Top of DATA IN THIS EXERCISE
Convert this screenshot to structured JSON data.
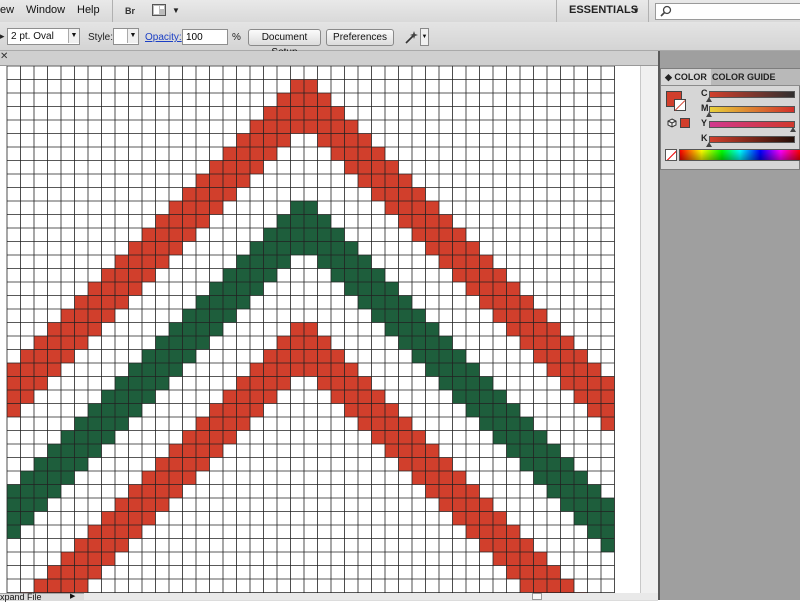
{
  "menu": {
    "items": [
      {
        "name": "menu-view",
        "label": "ew"
      },
      {
        "name": "menu-window",
        "label": "Window"
      },
      {
        "name": "menu-help",
        "label": "Help"
      }
    ],
    "bridge_label": "Br",
    "workspace": "ESSENTIALS"
  },
  "control_bar": {
    "brush_value": "2 pt. Oval",
    "style_label": "Style:",
    "opacity_label": "Opacity:",
    "opacity_value": "100",
    "opacity_unit": "%",
    "document_setup_label": "Document Setup",
    "preferences_label": "Preferences"
  },
  "panel": {
    "tabs": [
      "COLOR",
      "COLOR GUIDE"
    ],
    "channels": [
      {
        "label": "C",
        "level": 0.0
      },
      {
        "label": "M",
        "level": 0.0
      },
      {
        "label": "Y",
        "level": 1.0
      },
      {
        "label": "K",
        "level": 0.0
      }
    ]
  },
  "status": {
    "text": "xpand File"
  },
  "colors": {
    "grid_line": "#222222",
    "red": "#d13f2c",
    "green": "#1e5e3c",
    "fill_swatch": "#d13f2c",
    "panel_bg": "#d6d6d6",
    "accent_link": "#1b3fc5"
  },
  "icons": [
    "close-icon",
    "bridge-icon",
    "arrange-documents-icon",
    "search-icon",
    "brush-icon",
    "stroke-swatch-icon",
    "out-of-gamut-icon",
    "none-swatch-icon"
  ],
  "pattern": {
    "columns": 45,
    "rows": 40,
    "red_band_outer": "red",
    "green_band_middle": "green",
    "red_band_inner": "red"
  }
}
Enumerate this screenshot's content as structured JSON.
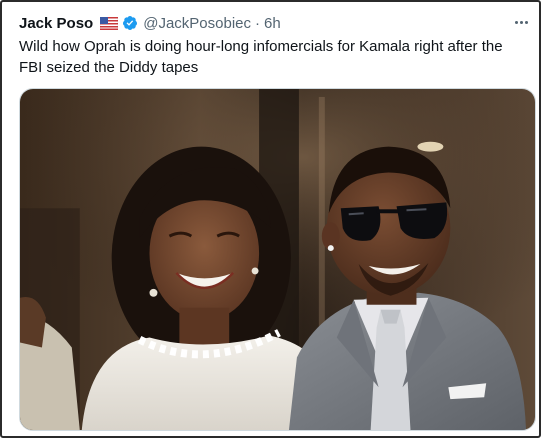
{
  "tweet": {
    "author": {
      "display_name": "Jack Poso",
      "flag_icon": "us-flag-icon",
      "verified_icon": "verified-badge-icon",
      "handle": "@JackPosobiec",
      "separator": "·",
      "time": "6h"
    },
    "more_icon": "more-options-icon",
    "text": "Wild how Oprah is doing hour-long infomercials for Kamala right after the FBI seized the Diddy tapes",
    "media": {
      "kind": "photo",
      "subjects": [
        "woman in white ruffled blouse smiling",
        "man in sunglasses and grey suit"
      ]
    }
  },
  "colors": {
    "text_primary": "#0f1419",
    "text_secondary": "#536471",
    "verified_blue": "#1d9bf0",
    "frame_border": "#2b2b2b"
  }
}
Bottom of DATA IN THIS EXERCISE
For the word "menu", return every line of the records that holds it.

EXPECTED OUTPUT -
  "menu": {
        "name": "menu-view",
        "name": "menu-window",
        "name": "menu-help",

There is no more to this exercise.